=== Exercise objective ===
Lines from the records below that contain the word "Method" are to be copied out.

=== Given records ===
—————
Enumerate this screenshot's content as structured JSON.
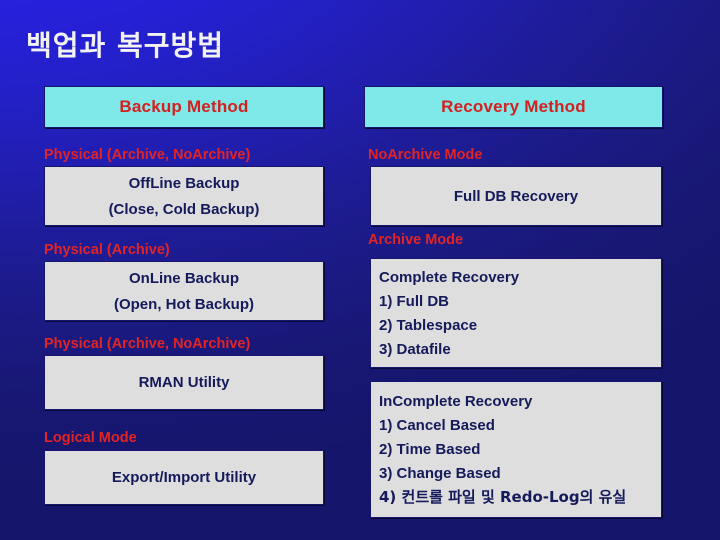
{
  "slide": {
    "title": "백업과 복구방법",
    "colors": {
      "background_top": "#2a22e6",
      "background_bottom": "#15166b",
      "header_box": "#7fe8e8",
      "header_text": "#d52020",
      "label_red": "#e22424",
      "box_fill": "#dedede",
      "box_text": "#141a5a",
      "title_text": "#f2f2f2"
    }
  },
  "columns": {
    "backup": {
      "header": "Backup Method",
      "groups": [
        {
          "label": "Physical (Archive, NoArchive)",
          "lines": [
            "OffLine Backup",
            "(Close, Cold Backup)"
          ]
        },
        {
          "label": "Physical (Archive)",
          "lines": [
            "OnLine Backup",
            "(Open, Hot Backup)"
          ]
        },
        {
          "label": "Physical (Archive, NoArchive)",
          "lines": [
            "RMAN Utility"
          ]
        },
        {
          "label": "Logical Mode",
          "lines": [
            "Export/Import Utility"
          ]
        }
      ]
    },
    "recovery": {
      "header": "Recovery Method",
      "groups": [
        {
          "label": "NoArchive Mode",
          "lines": [
            "Full DB Recovery"
          ]
        },
        {
          "label": "Archive Mode",
          "lines": [
            "Complete Recovery",
            "1) Full DB",
            "2) Tablespace",
            "3) Datafile"
          ]
        },
        {
          "label": "",
          "lines": [
            "InComplete Recovery",
            "1) Cancel Based",
            "2) Time Based",
            "3) Change Based",
            "4) 컨트롤 파일 및 Redo-Log의 유실"
          ]
        }
      ]
    }
  }
}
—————
=== Exercise output ===
      "header": "Backup Method",
      "header": "Recovery Method",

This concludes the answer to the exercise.